[Opening Data to use section]

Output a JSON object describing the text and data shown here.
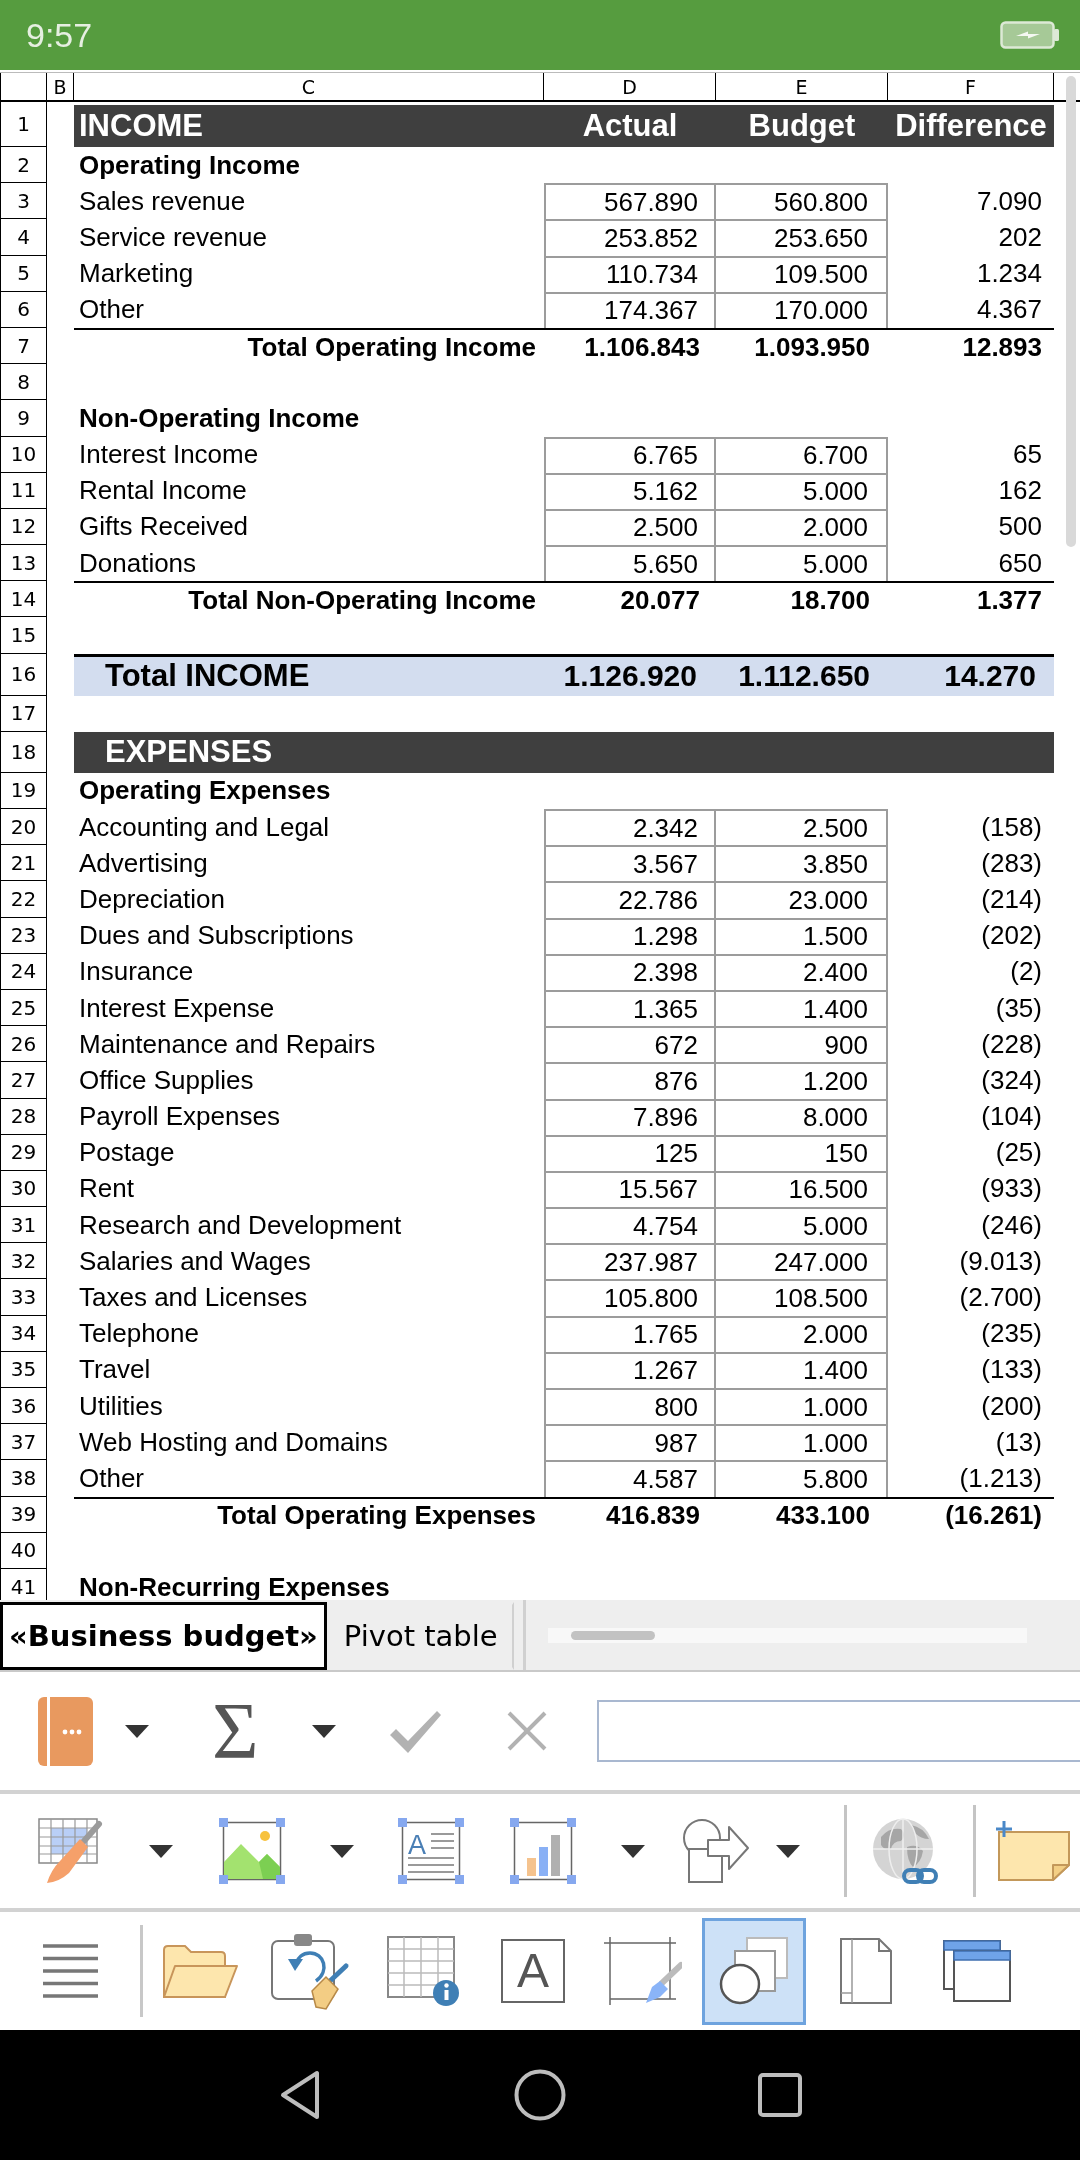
{
  "status_bar": {
    "time": "9:57"
  },
  "sheet": {
    "column_headers": [
      "B",
      "C",
      "D",
      "E",
      "F"
    ],
    "rows": [
      {
        "number": "1",
        "kind": "heading",
        "cells": [
          "INCOME",
          "Actual",
          "Budget",
          "Difference"
        ]
      },
      {
        "number": "2",
        "kind": "section",
        "cells": [
          "Operating Income"
        ]
      },
      {
        "number": "3",
        "kind": "item",
        "cells": [
          "Sales revenue",
          "567.890",
          "560.800",
          "7.090"
        ]
      },
      {
        "number": "4",
        "kind": "item",
        "cells": [
          "Service revenue",
          "253.852",
          "253.650",
          "202"
        ]
      },
      {
        "number": "5",
        "kind": "item",
        "cells": [
          "Marketing",
          "110.734",
          "109.500",
          "1.234"
        ]
      },
      {
        "number": "6",
        "kind": "item",
        "cells": [
          "Other",
          "174.367",
          "170.000",
          "4.367"
        ]
      },
      {
        "number": "7",
        "kind": "total",
        "cells": [
          "Total Operating Income",
          "1.106.843",
          "1.093.950",
          "12.893"
        ]
      },
      {
        "number": "8",
        "kind": "blank"
      },
      {
        "number": "9",
        "kind": "section",
        "cells": [
          "Non-Operating Income"
        ]
      },
      {
        "number": "10",
        "kind": "item",
        "cells": [
          "Interest Income",
          "6.765",
          "6.700",
          "65"
        ]
      },
      {
        "number": "11",
        "kind": "item",
        "cells": [
          "Rental Income",
          "5.162",
          "5.000",
          "162"
        ]
      },
      {
        "number": "12",
        "kind": "item",
        "cells": [
          "Gifts Received",
          "2.500",
          "2.000",
          "500"
        ]
      },
      {
        "number": "13",
        "kind": "item",
        "cells": [
          "Donations",
          "5.650",
          "5.000",
          "650"
        ]
      },
      {
        "number": "14",
        "kind": "total",
        "cells": [
          "Total Non-Operating Income",
          "20.077",
          "18.700",
          "1.377"
        ]
      },
      {
        "number": "15",
        "kind": "blank"
      },
      {
        "number": "16",
        "kind": "grand_total",
        "cells": [
          "Total INCOME",
          "1.126.920",
          "1.112.650",
          "14.270"
        ]
      },
      {
        "number": "17",
        "kind": "blank"
      },
      {
        "number": "18",
        "kind": "band",
        "cells": [
          "EXPENSES"
        ]
      },
      {
        "number": "19",
        "kind": "section",
        "cells": [
          "Operating Expenses"
        ]
      },
      {
        "number": "20",
        "kind": "item",
        "cells": [
          "Accounting and Legal",
          "2.342",
          "2.500",
          "(158)"
        ]
      },
      {
        "number": "21",
        "kind": "item",
        "cells": [
          "Advertising",
          "3.567",
          "3.850",
          "(283)"
        ]
      },
      {
        "number": "22",
        "kind": "item",
        "cells": [
          "Depreciation",
          "22.786",
          "23.000",
          "(214)"
        ]
      },
      {
        "number": "23",
        "kind": "item",
        "cells": [
          "Dues and Subscriptions",
          "1.298",
          "1.500",
          "(202)"
        ]
      },
      {
        "number": "24",
        "kind": "item",
        "cells": [
          "Insurance",
          "2.398",
          "2.400",
          "(2)"
        ]
      },
      {
        "number": "25",
        "kind": "item",
        "cells": [
          "Interest Expense",
          "1.365",
          "1.400",
          "(35)"
        ]
      },
      {
        "number": "26",
        "kind": "item",
        "cells": [
          "Maintenance and Repairs",
          "672",
          "900",
          "(228)"
        ]
      },
      {
        "number": "27",
        "kind": "item",
        "cells": [
          "Office Supplies",
          "876",
          "1.200",
          "(324)"
        ]
      },
      {
        "number": "28",
        "kind": "item",
        "cells": [
          "Payroll Expenses",
          "7.896",
          "8.000",
          "(104)"
        ]
      },
      {
        "number": "29",
        "kind": "item",
        "cells": [
          "Postage",
          "125",
          "150",
          "(25)"
        ]
      },
      {
        "number": "30",
        "kind": "item",
        "cells": [
          "Rent",
          "15.567",
          "16.500",
          "(933)"
        ]
      },
      {
        "number": "31",
        "kind": "item",
        "cells": [
          "Research and Development",
          "4.754",
          "5.000",
          "(246)"
        ]
      },
      {
        "number": "32",
        "kind": "item",
        "cells": [
          "Salaries and Wages",
          "237.987",
          "247.000",
          "(9.013)"
        ]
      },
      {
        "number": "33",
        "kind": "item",
        "cells": [
          "Taxes and Licenses",
          "105.800",
          "108.500",
          "(2.700)"
        ]
      },
      {
        "number": "34",
        "kind": "item",
        "cells": [
          "Telephone",
          "1.765",
          "2.000",
          "(235)"
        ]
      },
      {
        "number": "35",
        "kind": "item",
        "cells": [
          "Travel",
          "1.267",
          "1.400",
          "(133)"
        ]
      },
      {
        "number": "36",
        "kind": "item",
        "cells": [
          "Utilities",
          "800",
          "1.000",
          "(200)"
        ]
      },
      {
        "number": "37",
        "kind": "item",
        "cells": [
          "Web Hosting and Domains",
          "987",
          "1.000",
          "(13)"
        ]
      },
      {
        "number": "38",
        "kind": "item",
        "cells": [
          "Other",
          "4.587",
          "5.800",
          "(1.213)"
        ]
      },
      {
        "number": "39",
        "kind": "total",
        "cells": [
          "Total Operating Expenses",
          "416.839",
          "433.100",
          "(16.261)"
        ]
      },
      {
        "number": "40",
        "kind": "blank"
      },
      {
        "number": "41",
        "kind": "section",
        "cells": [
          "Non-Recurring Expenses"
        ]
      }
    ]
  },
  "sheet_tabs": [
    {
      "label": "«Business budget»",
      "selected": true
    },
    {
      "label": "Pivot table",
      "selected": false
    }
  ],
  "formula_bar": {
    "cell_menu": {
      "dropdown": true
    },
    "function": {
      "glyph": "Σ",
      "dropdown": true
    },
    "accept": {
      "disabled": true
    },
    "cancel": {
      "disabled": true
    }
  },
  "insert_toolbar": [
    {
      "dropdown": true
    },
    {
      "dropdown": true
    },
    {
      "glyph": "A",
      "dropdown": false
    },
    {
      "dropdown": true
    },
    {
      "dropdown": true
    },
    {
      "dropdown": false
    },
    {
      "dropdown": false
    }
  ],
  "main_toolbar": [
    {
      "selected": false
    },
    {
      "selected": false
    },
    {
      "selected": false
    },
    {
      "selected": false
    },
    {
      "glyph": "A",
      "selected": false
    },
    {
      "selected": false
    },
    {
      "selected": true
    },
    {
      "selected": false
    },
    {
      "selected": false
    }
  ]
}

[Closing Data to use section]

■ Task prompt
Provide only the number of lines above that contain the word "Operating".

■ Finished exercise
6